■ Work to complete ■
Write all of the entries out again exactly, but not the images.

Data about app and page elements
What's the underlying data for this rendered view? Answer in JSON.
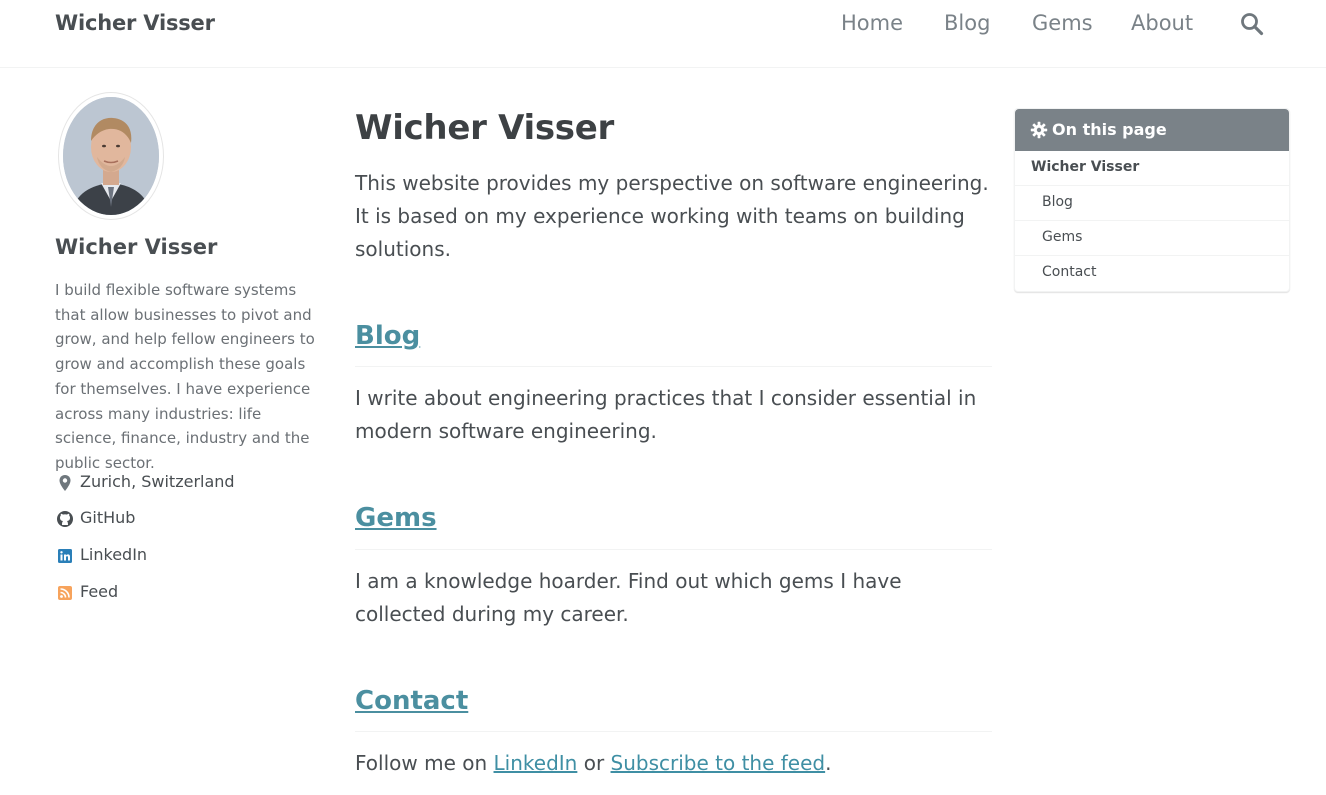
{
  "site": {
    "title": "Wicher Visser"
  },
  "nav": {
    "items": [
      {
        "label": "Home"
      },
      {
        "label": "Blog"
      },
      {
        "label": "Gems"
      },
      {
        "label": "About"
      }
    ],
    "search_icon": "search-icon"
  },
  "sidebar": {
    "author_name": "Wicher Visser",
    "bio": "I build flexible software systems that allow businesses to pivot and grow, and help fellow engineers to grow and accomplish these goals for themselves. I have experience across many industries: life science, finance, industry and the public sector.",
    "links": [
      {
        "label": "Zurich, Switzerland",
        "icon": "map-marker-icon"
      },
      {
        "label": "GitHub",
        "icon": "github-icon"
      },
      {
        "label": "LinkedIn",
        "icon": "linkedin-icon"
      },
      {
        "label": "Feed",
        "icon": "rss-icon"
      }
    ]
  },
  "main": {
    "title": "Wicher Visser",
    "intro": "This website provides my perspective on software engineering. It is based on my experience working with teams on building solutions.",
    "sections": [
      {
        "heading": "Blog",
        "text": "I write about engineering practices that I consider essential in modern software engineering."
      },
      {
        "heading": "Gems",
        "text": "I am a knowledge hoarder. Find out which gems I have collected during my career."
      },
      {
        "heading": "Contact",
        "text_before": "Follow me on ",
        "link1": "LinkedIn",
        "text_mid": " or ",
        "link2": "Subscribe to the feed",
        "text_after": "."
      }
    ]
  },
  "toc": {
    "title": "On this page",
    "items": [
      {
        "label": "Wicher Visser",
        "level": "top"
      },
      {
        "label": "Blog",
        "level": "sub"
      },
      {
        "label": "Gems",
        "level": "sub"
      },
      {
        "label": "Contact",
        "level": "sub"
      }
    ]
  },
  "colors": {
    "link": "#3f8fa4",
    "toc_header": "#7a8288",
    "linkedin": "#0077b5",
    "rss": "#fa9b39"
  }
}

■ Result of this task ■
What's the underlying data for this rendered view? Answer in JSON.
{
  "site": {
    "title": "Wicher Visser"
  },
  "nav": {
    "items": [
      {
        "label": "Home"
      },
      {
        "label": "Blog"
      },
      {
        "label": "Gems"
      },
      {
        "label": "About"
      }
    ],
    "search_icon": "search-icon"
  },
  "sidebar": {
    "author_name": "Wicher Visser",
    "bio": "I build flexible software systems that allow businesses to pivot and grow, and help fellow engineers to grow and accomplish these goals for themselves. I have experience across many industries: life science, finance, industry and the public sector.",
    "links": [
      {
        "label": "Zurich, Switzerland",
        "icon": "map-marker-icon"
      },
      {
        "label": "GitHub",
        "icon": "github-icon"
      },
      {
        "label": "LinkedIn",
        "icon": "linkedin-icon"
      },
      {
        "label": "Feed",
        "icon": "rss-icon"
      }
    ]
  },
  "main": {
    "title": "Wicher Visser",
    "intro": "This website provides my perspective on software engineering. It is based on my experience working with teams on building solutions.",
    "sections": [
      {
        "heading": "Blog",
        "text": "I write about engineering practices that I consider essential in modern software engineering."
      },
      {
        "heading": "Gems",
        "text": "I am a knowledge hoarder. Find out which gems I have collected during my career."
      },
      {
        "heading": "Contact",
        "text_before": "Follow me on ",
        "link1": "LinkedIn",
        "text_mid": " or ",
        "link2": "Subscribe to the feed",
        "text_after": "."
      }
    ]
  },
  "toc": {
    "title": "On this page",
    "items": [
      {
        "label": "Wicher Visser",
        "level": "top"
      },
      {
        "label": "Blog",
        "level": "sub"
      },
      {
        "label": "Gems",
        "level": "sub"
      },
      {
        "label": "Contact",
        "level": "sub"
      }
    ]
  },
  "colors": {
    "link": "#3f8fa4",
    "toc_header": "#7a8288",
    "linkedin": "#0077b5",
    "rss": "#fa9b39"
  }
}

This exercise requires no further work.